Ask Our Experts: Federal Decriminalization of Cannabis
Q: Cannabis proponents have applauded the incoming Biden-Harris administration’s platform for decriminalization, but what are the results likely to be?
By Noah Tomares, Research Analyst, New Frontier Data
A: Decriminalization is not legalization. If a drug’s use and possession are decriminalized, it remains illegal to possess or use said drug. In a 2017 report, The Drug Policy Alliance defined drug decriminalization as “the elimination of criminal penalties for drug use and possession, as well as the elimination of criminal penalties for the possession of equipment used for the purpose of introducing drugs into the human body.” Thus, even if criminal penalties are eliminated, potential for civil penalties remains.
In the United States, modern cannabis prohibition is based on the 1970 Controlled Substances Act (CSA). Cannabis is federally codified as a Schedule I Controlled Substance, along with such drugs as heroin, lysergic acid diethylamide (LSD), and peyote. According to the CSA, those drugs are classified (i.e., scheduled) each as having no currently accepted medical use, a lack of accepted safety for use, and a high potential for abuse.
As a Schedule I Controlled Substance, cannabis remains federally prohibited even in states having legalized and operating markets. While there are several bills submitted to Congress to address that prohibition and the disconnects between state and federal policies, current state-legal operators are left working in a challenging gray space.
Cannabis businesses represent potential liability and jeopardy for federally insured banking institutions, which are at risk of penalties for providing banking services to cannabis companies even where established as state-approved cannabis or hemp-related businesses.
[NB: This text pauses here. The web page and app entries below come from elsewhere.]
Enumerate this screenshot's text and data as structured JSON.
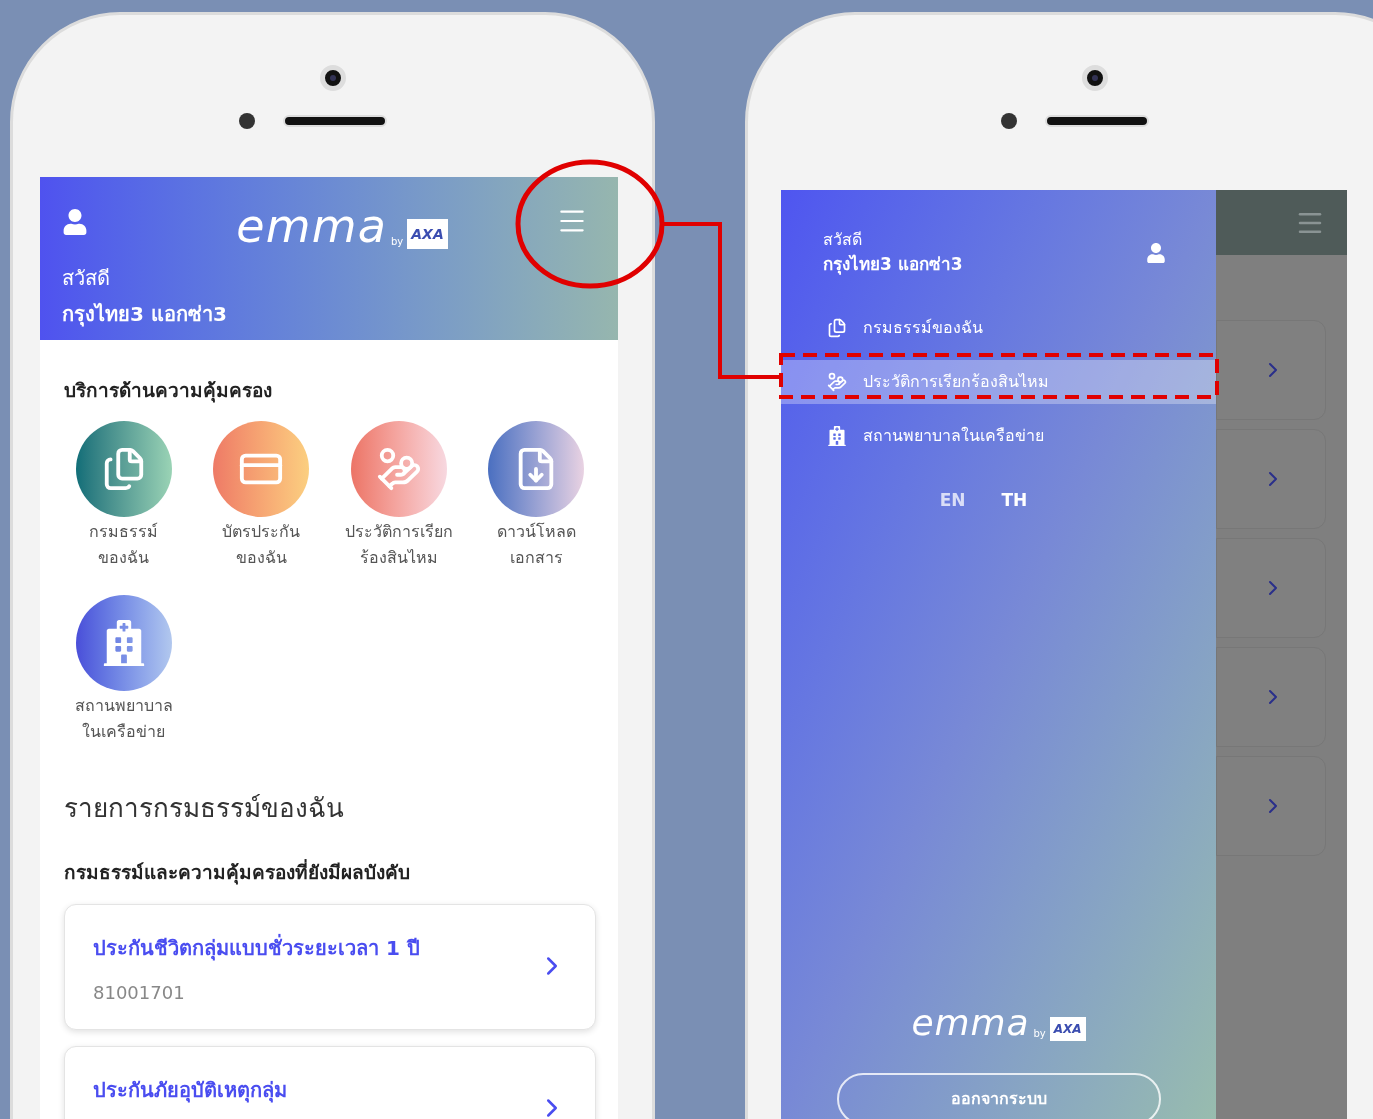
{
  "home_screen": {
    "header": {
      "greeting": "สวัสดี",
      "user_name": "กรุงไทย3 แอกซ่า3",
      "logo": {
        "wordmark": "emma",
        "by": "by",
        "brand": "AXA"
      }
    },
    "services_title": "บริการด้านความคุ้มครอง",
    "services": [
      {
        "kind": "policy",
        "label": "กรมธรรม์\nของฉัน"
      },
      {
        "kind": "card",
        "label": "บัตรประกัน\nของฉัน"
      },
      {
        "kind": "claim",
        "label": "ประวัติการเรียก\nร้องสินไหม"
      },
      {
        "kind": "download",
        "label": "ดาวน์โหลด\nเอกสาร"
      },
      {
        "kind": "hospital",
        "label": "สถานพยาบาล\nในเครือข่าย"
      }
    ],
    "policies_title": "รายการกรมธรรม์ของฉัน",
    "active_title": "กรมธรรม์และความคุ้มครองที่ยังมีผลบังคับ",
    "policies": [
      {
        "name": "ประกันชีวิตกลุ่มแบบชั่วระยะเวลา 1 ปี",
        "number": "81001701"
      },
      {
        "name": "ประกันภัยอุบัติเหตุกลุ่ม"
      }
    ]
  },
  "menu_screen": {
    "greeting": "สวัสดี",
    "user_name": "กรุงไทย3 แอกซ่า3",
    "items": [
      {
        "kind": "policy",
        "label": "กรมธรรม์ของฉัน",
        "selected": false
      },
      {
        "kind": "claim",
        "label": "ประวัติการเรียกร้องสินไหม",
        "selected": true
      },
      {
        "kind": "hospital",
        "label": "สถานพยาบาลในเครือข่าย",
        "selected": false
      }
    ],
    "languages": [
      {
        "label": "EN",
        "selected": false
      },
      {
        "label": "TH",
        "selected": true
      }
    ],
    "logo": {
      "wordmark": "emma",
      "by": "by",
      "brand": "AXA"
    },
    "logout": "ออกจากระบบ"
  }
}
Ergo, they are often denied professional services, a disconnect which is aspiringly addressed in H.R.1595: The SAFE Banking Act, which has passed the Democrat-led House but has been referred to committee in the Republican-majority Senate.
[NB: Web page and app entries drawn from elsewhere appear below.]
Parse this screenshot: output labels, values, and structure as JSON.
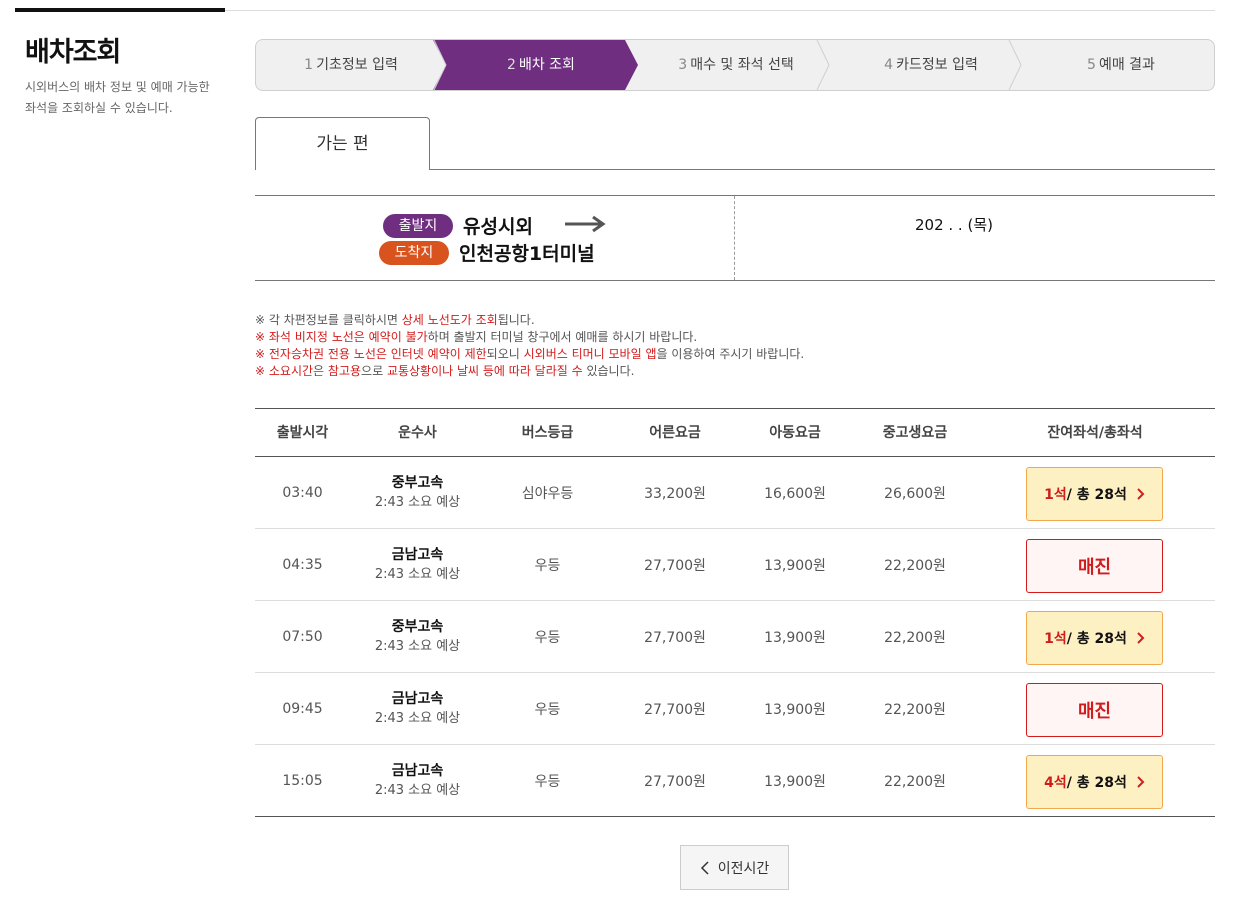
{
  "sidebar": {
    "title": "배차조회",
    "description": "시외버스의 배차 정보 및 예매 가능한 좌석을 조회하실 수 있습니다."
  },
  "steps": [
    {
      "num": "1",
      "label": "기초정보 입력"
    },
    {
      "num": "2",
      "label": "배차 조회"
    },
    {
      "num": "3",
      "label": "매수 및 좌석 선택"
    },
    {
      "num": "4",
      "label": "카드정보 입력"
    },
    {
      "num": "5",
      "label": "예매 결과"
    }
  ],
  "tab": {
    "label": "가는 편"
  },
  "route": {
    "dep_badge": "출발지",
    "dep_place": "유성시외",
    "arr_badge": "도착지",
    "arr_place": "인천공항1터미널",
    "date": "202  .  .    (목)"
  },
  "notes": {
    "n1a": "※ 각 차편정보를 클릭하시면 ",
    "n1b": "상세 노선도가 조회",
    "n1c": "됩니다.",
    "n2a": "※ ",
    "n2b": "좌석 비지정 노선은 예약이 불가",
    "n2c": "하며 출발지 터미널 창구에서 예매를 하시기 바랍니다.",
    "n3a": "※ ",
    "n3b": "전자승차권 전용 노선은 인터넷 예약이 제한",
    "n3c": "되오니 ",
    "n3d": "시외버스 티머니 모바일 앱",
    "n3e": "을 이용하여 주시기 바랍니다.",
    "n4a": "※ ",
    "n4b": "소요시간",
    "n4c": "은 ",
    "n4d": "참고용",
    "n4e": "으로 ",
    "n4f": "교통상황이나 날씨 등에 따라 달라질 수",
    "n4g": " 있습니다."
  },
  "table": {
    "headers": {
      "time": "출발시각",
      "company": "운수사",
      "grade": "버스등급",
      "adult": "어른요금",
      "child": "아동요금",
      "student": "중고생요금",
      "seats": "잔여좌석/총좌석"
    },
    "rows": [
      {
        "time": "03:40",
        "company": "중부고속",
        "duration": "2:43 소요 예상",
        "grade": "심야우등",
        "adult": "33,200원",
        "child": "16,600원",
        "student": "26,600원",
        "remain": "1석",
        "total": " / 총 28석",
        "soldout": false
      },
      {
        "time": "04:35",
        "company": "금남고속",
        "duration": "2:43 소요 예상",
        "grade": "우등",
        "adult": "27,700원",
        "child": "13,900원",
        "student": "22,200원",
        "soldout_label": "매진",
        "soldout": true
      },
      {
        "time": "07:50",
        "company": "중부고속",
        "duration": "2:43 소요 예상",
        "grade": "우등",
        "adult": "27,700원",
        "child": "13,900원",
        "student": "22,200원",
        "remain": "1석",
        "total": " / 총 28석",
        "soldout": false
      },
      {
        "time": "09:45",
        "company": "금남고속",
        "duration": "2:43 소요 예상",
        "grade": "우등",
        "adult": "27,700원",
        "child": "13,900원",
        "student": "22,200원",
        "soldout_label": "매진",
        "soldout": true
      },
      {
        "time": "15:05",
        "company": "금남고속",
        "duration": "2:43 소요 예상",
        "grade": "우등",
        "adult": "27,700원",
        "child": "13,900원",
        "student": "22,200원",
        "remain": "4석",
        "total": " / 총 28석",
        "soldout": false
      }
    ]
  },
  "prev_button": {
    "label": "이전시간"
  },
  "colors": {
    "accent": "#6f2e7f",
    "arrival": "#d9531e",
    "alert": "#d21c1c",
    "seat_bg": "#fdf1c4"
  }
}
Additionally, cannabis businesses are also subject to U.S. Code §280E: Expenditures in connection with the illegal sales of drugs. In short, [simply], 280E forbids businesses from deducting otherwise ordinary business expenses from gross income associated with the trafficking of Schedule I or II substances. The legislative intent of S.2227: The MORE Act, in addition to decriminalizing marijuana, is both to remove marijuana from the list of scheduled substances under the CSA, and free cannabis businesses from the onus of 280E. While a floor vote in the House is planned for December, passage of the MORE Act, as with the SAFE Banking Act, faces major obstacles in the Senate.
Given those impediments, the incoming Biden administration faces immediate challenges regarding its decriminalization policies. Vice President-elect Kamala Harris, a sponsor of the MORE Act in the Senate, has pledged to keep decriminalization an administrative priority. President-elect Biden has been more measured about his stance for reforms. Even before Inauguration Day, much depends on the January Senate runoff elections in Georgia, and whether the administration will be joined with Democratic control of the Senate.
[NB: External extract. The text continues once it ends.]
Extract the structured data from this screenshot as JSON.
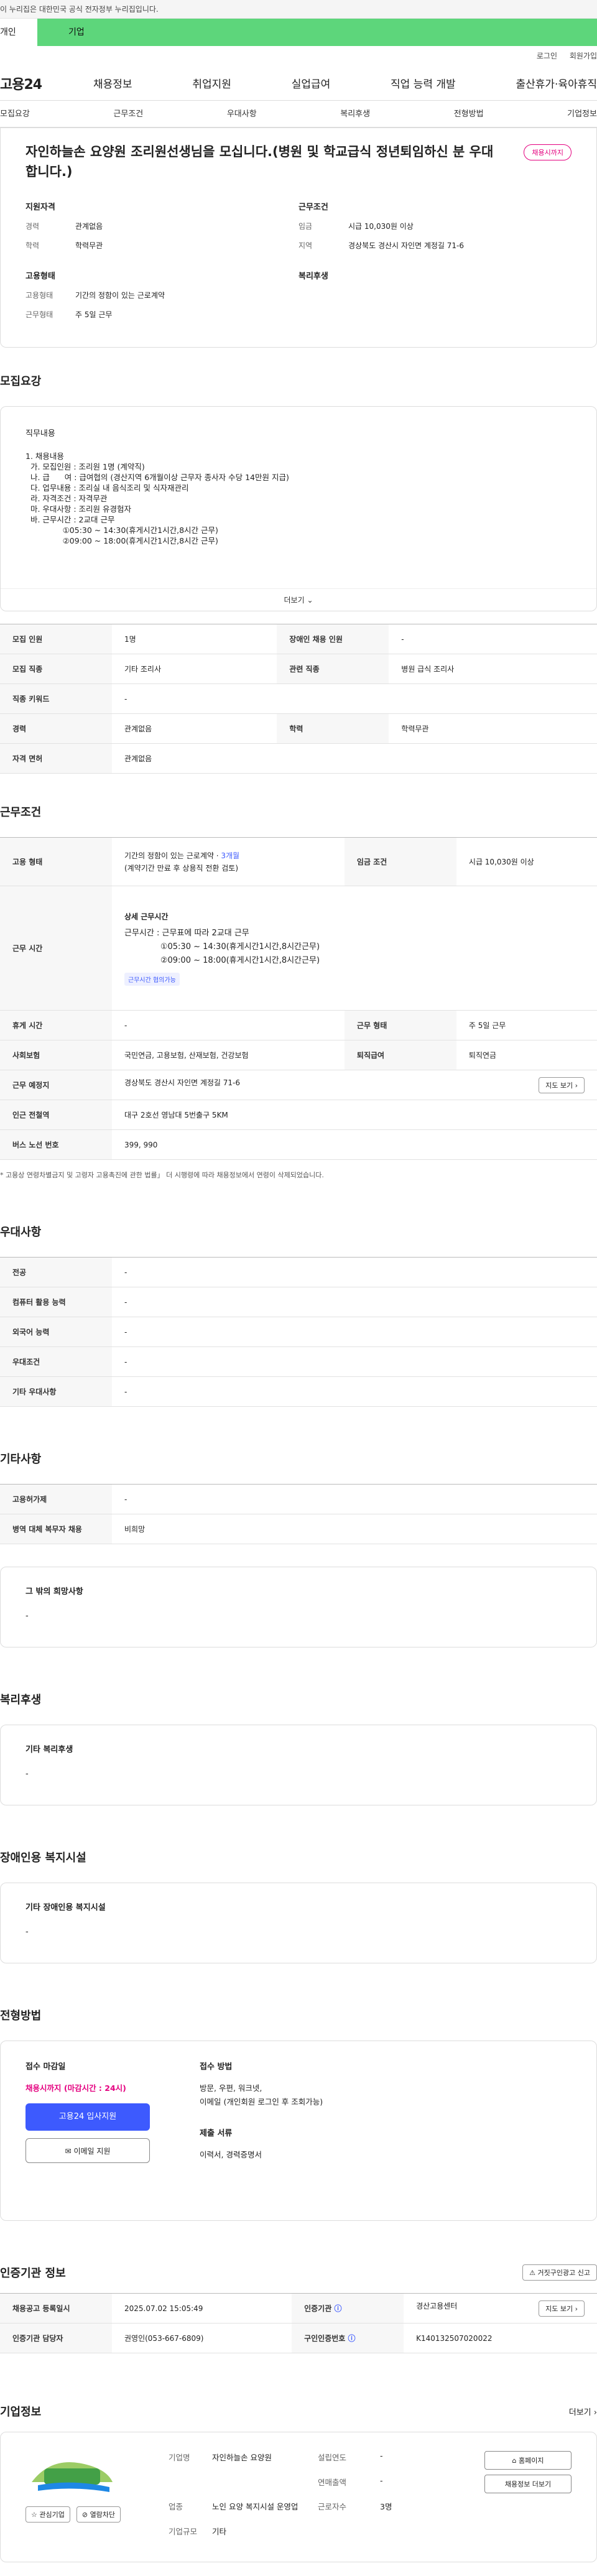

It has been suggested that Biden may direct the DEA & FDA to move cannabis to Schedule II of the Controlled Substances Act. However, such incrementalism would undermine his vice president’s pledge, and possibly stir more problems than it would solve. If moving cannabis from Schedule I to Schedule II would seem a step in the right direction, Schedule II drugs are nevertheless also subject to the aforementioned banking and tax challenges. Cannabis businesses would receive no relief, and simultaneously be saddled with additional regulatory oversight as dictated by Schedule II.
Pending the electoral Senate outcome, odds seem likely to favor Biden’s following in President Obama’s footsteps and claiming that federal rescheduling must come through Congress.
However the January elections play out, the legal cannabis industry has already been a decided big winner of the November elections, in which five states passed a total of six pro-cannabis ballot initiatives. Support for legal cannabis is broadly bipartisan, with public support increasing as new legal markets have formed and expanded. Most Americans now live in states with legalized medical or recreational cannabis markets. As contentious as the partisan gridlock in Washington, D.C., may continue to be, the overall outlook for cannabis reform looks promising.